++++ Given information
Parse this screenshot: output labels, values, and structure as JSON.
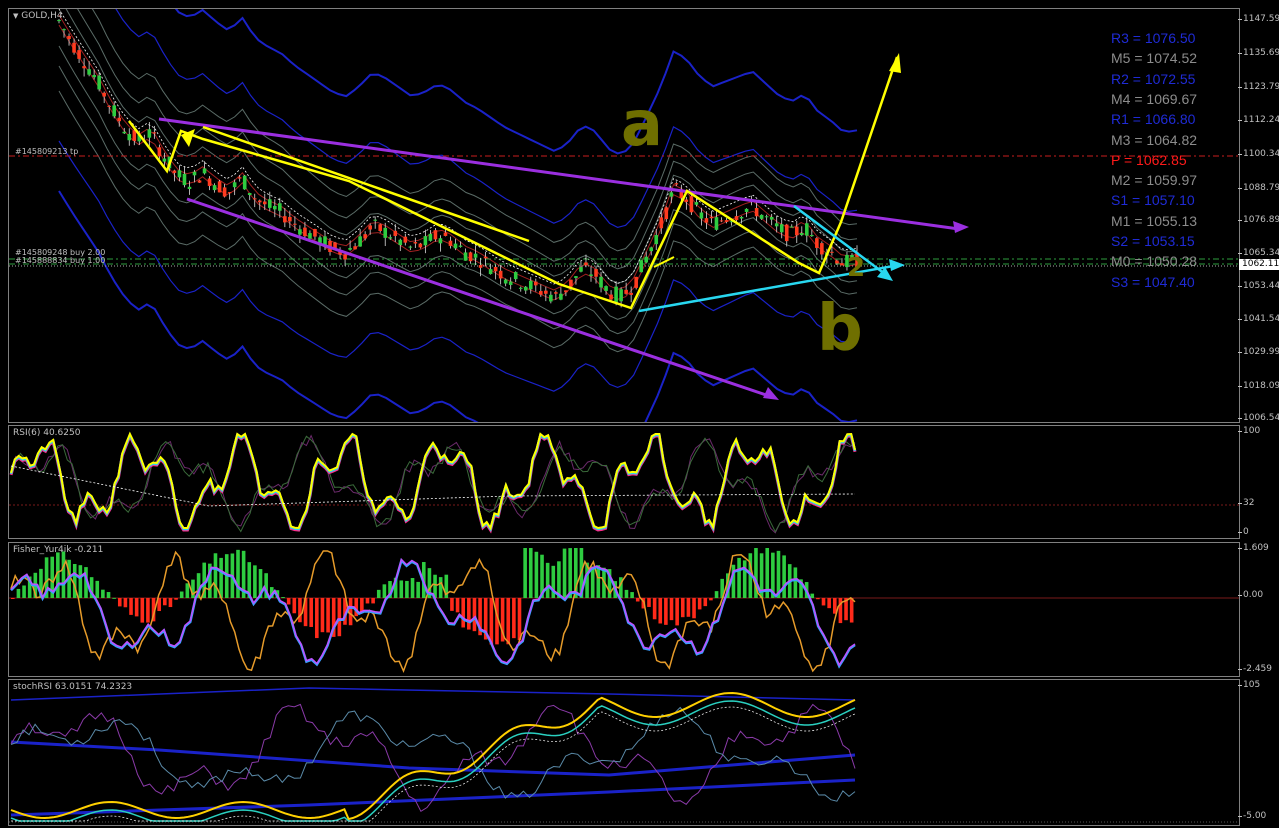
{
  "window": {
    "symbol_label": "GOLD,H4",
    "menu_icon": "triangle-down-icon"
  },
  "main_scale": [
    "1147.59",
    "1135.69",
    "1123.79",
    "1112.24",
    "1100.34",
    "1088.79",
    "1076.89",
    "1065.34",
    "1053.44",
    "1041.54",
    "1029.99",
    "1018.09",
    "1006.54"
  ],
  "current_price": "1062.11",
  "orders": [
    {
      "text": "#145809213 tp"
    },
    {
      "text": "#145809248 buy 2.00"
    },
    {
      "text": "#145888834 buy 1.00"
    }
  ],
  "pivots": [
    {
      "label": "R3 = 1076.50",
      "color": "#1f2bd6"
    },
    {
      "label": "M5 = 1074.52",
      "color": "#8c8c8c"
    },
    {
      "label": "R2 = 1072.55",
      "color": "#1f2bd6"
    },
    {
      "label": "M4 = 1069.67",
      "color": "#8c8c8c"
    },
    {
      "label": "R1 = 1066.80",
      "color": "#1f2bd6"
    },
    {
      "label": "M3 = 1064.82",
      "color": "#8c8c8c"
    },
    {
      "label": "P  = 1062.85",
      "color": "#ff1a1a"
    },
    {
      "label": "M2 = 1059.97",
      "color": "#8c8c8c"
    },
    {
      "label": "S1 = 1057.10",
      "color": "#1f2bd6"
    },
    {
      "label": "M1 = 1055.13",
      "color": "#8c8c8c"
    },
    {
      "label": "S2 = 1053.15",
      "color": "#1f2bd6"
    },
    {
      "label": "M0 = 1050.28",
      "color": "#8c8c8c"
    },
    {
      "label": "S3 = 1047.40",
      "color": "#1f2bd6"
    }
  ],
  "rsi": {
    "label": "RSI(6) 40.6250",
    "scale": [
      "100",
      "32",
      "0"
    ]
  },
  "fisher": {
    "label": "Fisher_Yur4ik -0.211",
    "scale": [
      "1.609",
      "0.00",
      "-2.459"
    ]
  },
  "stochrsi": {
    "label": "stochRSI 63.0151 74.2323",
    "scale": [
      "105",
      "-5.00"
    ]
  },
  "annotations": {
    "wave_a": "a",
    "wave_b": "b",
    "wave_2": "2"
  },
  "colors": {
    "bull": "#2ecc40",
    "bear": "#ff3b1f",
    "yellow": "#ffff00",
    "purple": "#9b2fe0",
    "cyan": "#28d7f0",
    "blue": "#1a22c8",
    "olive": "#777700"
  },
  "chart_data": {
    "type": "line",
    "title": "GOLD,H4",
    "ylim": [
      1006.54,
      1147.59
    ],
    "close_path": [
      1147.6,
      1140,
      1133,
      1126,
      1117,
      1110,
      1105,
      1108,
      1100,
      1093,
      1091,
      1094,
      1090,
      1087,
      1092,
      1085,
      1082,
      1080,
      1076,
      1073,
      1070,
      1067,
      1066,
      1070,
      1075,
      1073,
      1070,
      1067,
      1069,
      1072,
      1070,
      1066,
      1064,
      1061,
      1058,
      1056,
      1054,
      1052,
      1050,
      1054,
      1060,
      1058,
      1052,
      1050,
      1055,
      1065,
      1075,
      1088,
      1085,
      1079,
      1076,
      1078,
      1080,
      1082,
      1078,
      1074,
      1072,
      1075,
      1069,
      1066,
      1062,
      1063
    ],
    "rsi_last": 40.625,
    "fisher_last": -0.211,
    "stochrsi_last": [
      63.0151,
      74.2323
    ]
  }
}
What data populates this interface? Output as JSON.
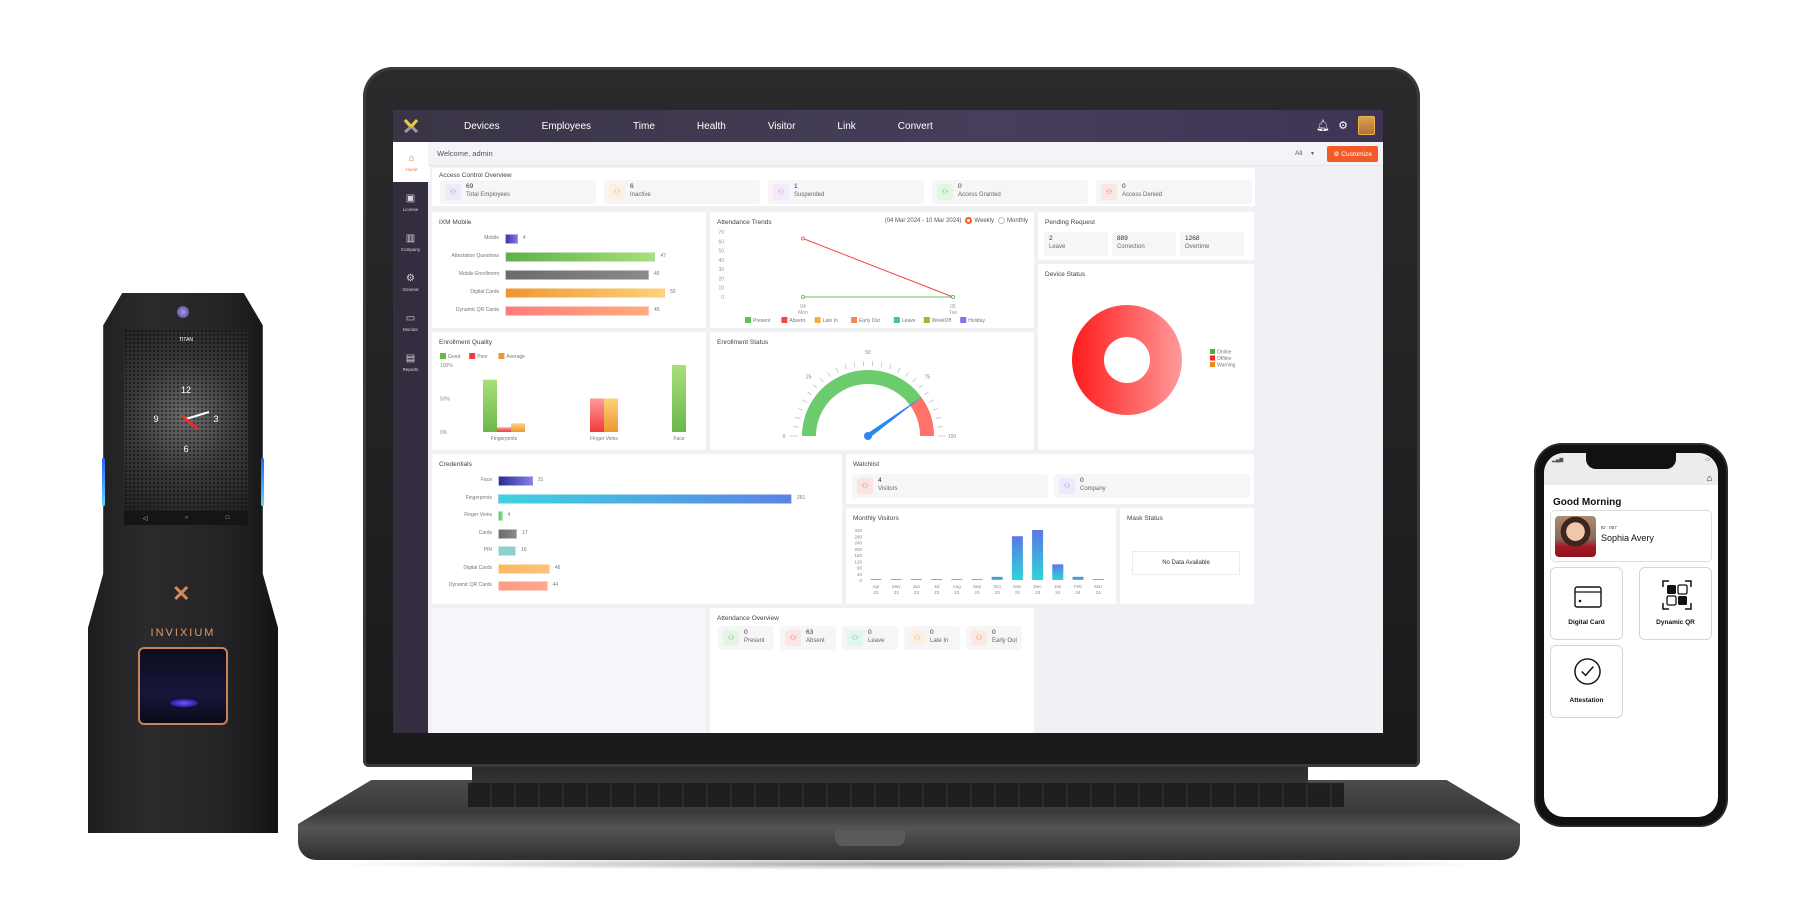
{
  "device": {
    "screen_title": "TITAN",
    "brand": "INVIXIUM",
    "clock_numbers": [
      "12",
      "3",
      "6",
      "9"
    ]
  },
  "app": {
    "nav": {
      "items": [
        "Devices",
        "Employees",
        "Time",
        "Health",
        "Visitor",
        "Link",
        "Convert"
      ],
      "icons": [
        "bell-icon",
        "gear-icon",
        "avatar"
      ]
    },
    "sidebar": {
      "items": [
        {
          "label": "Home",
          "icon": "home-icon",
          "glyph": "⌂",
          "active": true
        },
        {
          "label": "License",
          "icon": "license-icon",
          "glyph": "▣"
        },
        {
          "label": "Company",
          "icon": "company-icon",
          "glyph": "▥"
        },
        {
          "label": "General",
          "icon": "gear-icon",
          "glyph": "⚙"
        },
        {
          "label": "Monitor",
          "icon": "monitor-icon",
          "glyph": "▭"
        },
        {
          "label": "Reports",
          "icon": "reports-icon",
          "glyph": "▤"
        }
      ]
    },
    "header": {
      "welcome": "Welcome, admin",
      "filter_value": "All",
      "customize_label": "Customize"
    },
    "access_control": {
      "title": "Access Control Overview",
      "stats": [
        {
          "value": "69",
          "label": "Total Employees",
          "color": "#8e7cf0",
          "bg": "#ecebfb"
        },
        {
          "value": "6",
          "label": "Inactive",
          "color": "#f2a04a",
          "bg": "#fdf0e2"
        },
        {
          "value": "1",
          "label": "Suspended",
          "color": "#c47be0",
          "bg": "#f6e9fb"
        },
        {
          "value": "0",
          "label": "Access Granted",
          "color": "#4cb85a",
          "bg": "#e3f6e4"
        },
        {
          "value": "0",
          "label": "Access Denied",
          "color": "#ee5a5a",
          "bg": "#fde5e5"
        }
      ]
    },
    "pending_request": {
      "title": "Pending Request",
      "items": [
        {
          "value": "2",
          "label": "Leave"
        },
        {
          "value": "889",
          "label": "Correction"
        },
        {
          "value": "1268",
          "label": "Overtime"
        }
      ]
    },
    "watchlist": {
      "title": "Watchlist",
      "items": [
        {
          "value": "4",
          "label": "Visitors",
          "color": "#ee6a6a",
          "bg": "#fde2e2"
        },
        {
          "value": "0",
          "label": "Company",
          "color": "#8e7cf0",
          "bg": "#ecebfb"
        }
      ]
    },
    "mask_status": {
      "title": "Mask Status",
      "empty_text": "No Data Available"
    },
    "attendance_overview": {
      "title": "Attendance Overview",
      "items": [
        {
          "value": "0",
          "label": "Present",
          "color": "#4cb85a",
          "bg": "#e3f6e4"
        },
        {
          "value": "63",
          "label": "Absent",
          "color": "#ee5a5a",
          "bg": "#fde5e5"
        },
        {
          "value": "0",
          "label": "Leave",
          "color": "#3cc3a0",
          "bg": "#e0f6ef"
        },
        {
          "value": "0",
          "label": "Late In",
          "color": "#f2a04a",
          "bg": "#fdf0e2"
        },
        {
          "value": "0",
          "label": "Early Out",
          "color": "#f07a4a",
          "bg": "#fde9e0"
        }
      ]
    },
    "attendance_trends": {
      "date_range": "(04 Mar 2024 - 10 Mar 2024)",
      "radio_weekly": "Weekly",
      "radio_monthly": "Monthly",
      "selected": "Weekly"
    }
  },
  "phone": {
    "greeting": "Good Morning",
    "user_id": "ID : 007",
    "user_name": "Sophia Avery",
    "tiles": [
      {
        "label": "Digital Card",
        "icon": "card-icon",
        "glyph": "▭"
      },
      {
        "label": "Dynamic QR",
        "icon": "qr-icon",
        "glyph": "⊞"
      },
      {
        "label": "Attestation",
        "icon": "check-circle-icon",
        "glyph": "✓"
      }
    ]
  },
  "chart_data": [
    {
      "id": "ixm_mobile",
      "type": "bar",
      "orientation": "horizontal",
      "title": "IXM Mobile",
      "categories": [
        "Mobile",
        "Attestation Questions",
        "Mobile Enrollment",
        "Digital Cards",
        "Dynamic QR Cards"
      ],
      "values": [
        4,
        47,
        45,
        50,
        45
      ],
      "colors": [
        [
          "#3a37a8",
          "#7b78e8"
        ],
        [
          "#5db04a",
          "#a8e07a"
        ],
        [
          "#6b6b6b",
          "#8a8a8a"
        ],
        [
          "#ef9630",
          "#fdd27a"
        ],
        [
          "#ff7b7b",
          "#ffad7a"
        ]
      ],
      "xlim": [
        0,
        50
      ]
    },
    {
      "id": "attendance_trends",
      "type": "line",
      "title": "Attendance Trends",
      "x": [
        "04\nMon",
        "05\nTue"
      ],
      "x_top": [
        "04",
        "05"
      ],
      "x_bottom": [
        "Mon",
        "Tue"
      ],
      "yticks": [
        0,
        10,
        20,
        30,
        40,
        50,
        60,
        70
      ],
      "ylim": [
        0,
        70
      ],
      "series": [
        {
          "name": "Present",
          "color": "#5cc55c",
          "values": [
            0,
            0
          ]
        },
        {
          "name": "Absent",
          "color": "#f24a4a",
          "values": [
            63,
            0
          ]
        },
        {
          "name": "Late In",
          "color": "#f7ae3a",
          "values": [
            0,
            0
          ]
        },
        {
          "name": "Early Out",
          "color": "#f58a52",
          "values": [
            0,
            0
          ]
        },
        {
          "name": "Leave",
          "color": "#3cc3a0",
          "values": [
            0,
            0
          ]
        },
        {
          "name": "WeekOff",
          "color": "#b3b02a",
          "values": [
            0,
            0
          ]
        },
        {
          "name": "Holiday",
          "color": "#7d74ee",
          "values": [
            0,
            0
          ]
        }
      ],
      "legend": "bottom"
    },
    {
      "id": "device_status",
      "type": "pie",
      "subtype": "donut",
      "title": "Device Status",
      "categories": [
        "Online",
        "Offline",
        "Warning"
      ],
      "values": [
        0,
        100,
        0
      ],
      "colors": [
        "#4caf30",
        "#ff2020",
        "#ef8a10"
      ],
      "legend": "right"
    },
    {
      "id": "enrollment_quality",
      "type": "bar",
      "title": "Enrollment Quality",
      "categories": [
        "Fingerprints",
        "Finger Veins",
        "Face"
      ],
      "series": [
        {
          "name": "Good",
          "color": "#6ab84a",
          "values": [
            78,
            0,
            100
          ]
        },
        {
          "name": "Poor",
          "color": "#f23a3a",
          "values": [
            7,
            50,
            0
          ]
        },
        {
          "name": "Average",
          "color": "#ef9630",
          "values": [
            13,
            50,
            0
          ]
        }
      ],
      "yticks": [
        "0%",
        "50%",
        "100%"
      ],
      "ylim": [
        0,
        100
      ],
      "legend": "top-left"
    },
    {
      "id": "enrollment_status",
      "type": "gauge",
      "title": "Enrollment Status",
      "min": 0,
      "max": 100,
      "value": 80,
      "bands": [
        {
          "from": 0,
          "to": 80,
          "color": "#6ccb6c"
        },
        {
          "from": 80,
          "to": 100,
          "color": "#ff726a"
        }
      ],
      "tick_labels": [
        "0",
        "25",
        "50",
        "75",
        "100"
      ],
      "needle_color": "#2e86f0"
    },
    {
      "id": "credentials",
      "type": "bar",
      "orientation": "horizontal",
      "title": "Credentials",
      "categories": [
        "Face",
        "Fingerprints",
        "Finger Veins",
        "Cards",
        "PIN",
        "Digital Cards",
        "Dynamic QR Cards"
      ],
      "values": [
        31,
        261,
        4,
        17,
        16,
        46,
        44
      ],
      "colors": [
        [
          "#2d2a93",
          "#8480ea"
        ],
        [
          "#3fd2df",
          "#5b83e6"
        ],
        [
          "#58c458",
          "#8ee08e"
        ],
        [
          "#6b6b6b",
          "#8a8a8a"
        ],
        [
          "#8ecfcf",
          "#8ecfcf"
        ],
        [
          "#fdb863",
          "#fdc27a"
        ],
        [
          "#ff9a86",
          "#ffa88e"
        ]
      ],
      "xlim": [
        0,
        261
      ]
    },
    {
      "id": "monthly_visitors",
      "type": "bar",
      "title": "Monthly Visitors",
      "categories": [
        "Apr 23",
        "May 23",
        "Jun 23",
        "Jul 23",
        "Aug 23",
        "Sep 23",
        "Oct 23",
        "Nov 23",
        "Dec 23",
        "Jan 24",
        "Feb 24",
        "Mar 24"
      ],
      "values": [
        0,
        0,
        0,
        0,
        0,
        0,
        20,
        280,
        320,
        100,
        20,
        0
      ],
      "yticks": [
        0,
        40,
        80,
        120,
        160,
        200,
        240,
        280,
        320
      ],
      "ylim": [
        0,
        320
      ],
      "colors": [
        "#2fd3dc",
        "#5a78e4"
      ]
    }
  ]
}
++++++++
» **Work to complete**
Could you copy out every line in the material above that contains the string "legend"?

» **Result below**
      "legend": "bottom"
      "legend": "right"
      "legend": "top-left"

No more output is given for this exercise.